But that was just for one project: how do you translate that to something that spans all creative health work?

Clearly the intricacies and individualities of our work in creative health make quality a subjective concept that’s difficult to articulate, but I still think it’s important to try, for several reasons. First, because we can all imagine the harm it could do if quality isn’t there in a creative health project.  Secondly, because of the strong relationship between quality, impact, and evidence. Thirdly, because it will enable health partners, funders and policymakers invest in creative health with more assurances and clarity about the work they are supporting.

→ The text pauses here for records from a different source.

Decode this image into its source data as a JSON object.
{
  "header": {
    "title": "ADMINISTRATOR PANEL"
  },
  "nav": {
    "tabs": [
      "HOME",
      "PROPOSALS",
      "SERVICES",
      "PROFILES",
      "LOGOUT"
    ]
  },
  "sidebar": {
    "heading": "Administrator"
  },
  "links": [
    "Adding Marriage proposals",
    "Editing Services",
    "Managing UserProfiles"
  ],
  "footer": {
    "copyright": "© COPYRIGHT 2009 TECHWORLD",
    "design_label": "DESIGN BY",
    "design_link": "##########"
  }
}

That’s why I think the launch of CHWA’s new Creative Health Quality Framework is so significant. It builds on the frameworks that have gone before but underpins the ‘what’ with a set of eight guiding principles for ‘how’ to approach quality in creative health work. It then gives clear guidance about how all partners involved can live and breathe these principles in practical terms. Far from being a checklist for accreditation, or a set of binary markers of good and bad, this grounding in principles means the Framework can guide us towards offering the best possible experiences and supporting people in an inclusive, safe way. It’s also something that can be adapted and applied to different projects and settings, and used for evaluation.

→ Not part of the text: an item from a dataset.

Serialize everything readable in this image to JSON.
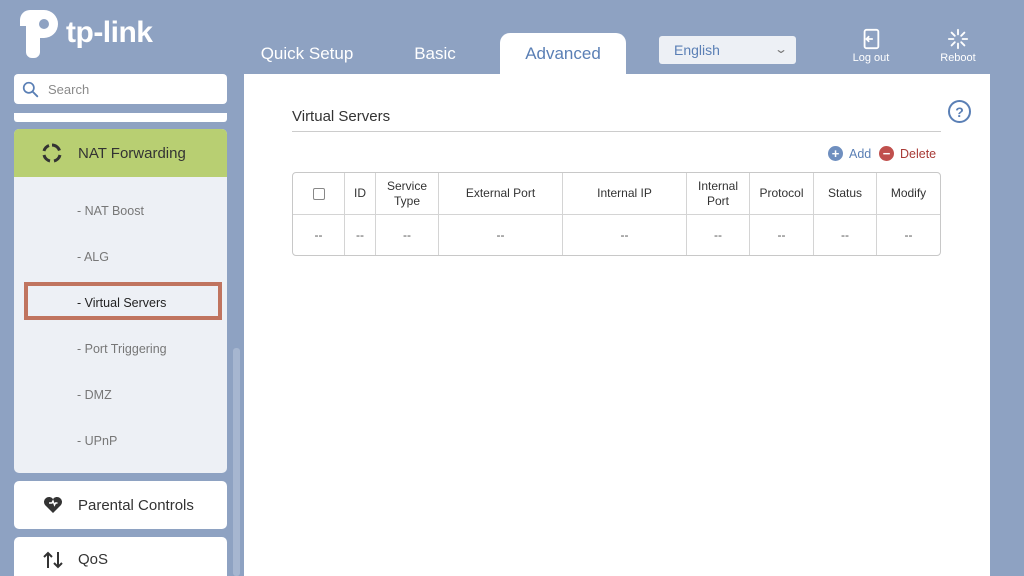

Furthermore, the Framework will also help health partners and funders to better understand their role in supporting quality, and knowing what quality looks like. This helps us all to manage risk and avoid pitfalls whilst focusing on what’s exceptional about what we do. Of course, we’ll always be taking those leaps of faith  - that’s what’s so special about creative health work  - but at least now we have this Framework to help support us through the leaps. Now that’s something I really wish I’d had back in 2012!

Congratulations to Victoria, Jane and the Steering Group who informed the Framework’s development.


By Rosie Dow, Arts and Health Consultant and Non-Executive Director of CHWA

Rosie's consultancy work includes mentoring and coaching, strategy, income generation and data/evaluation for creative work in health settings. Her background is in creative health leadership and research, having developed Tenovus Cancer Care’s ‘Sing with Us‘ programme in Wales then gone on to lead Military Wives ChoirsBreathe Arts Health Research and the ‘HARP‘ innovation and funding programme for Nesta/Arts Council of Wales. Most recently Rosie oversaw engagement and policy for Dr Daisy Fancourt's Research Group at UCL. Her current clients include Arts Council of Wales, WAHWN, NHS Charities Together, the National Arts in Hospitals Network, the Global Cultural Districts Network and Breathe Arts Health Research. Rosie is also a musician and community choir leader.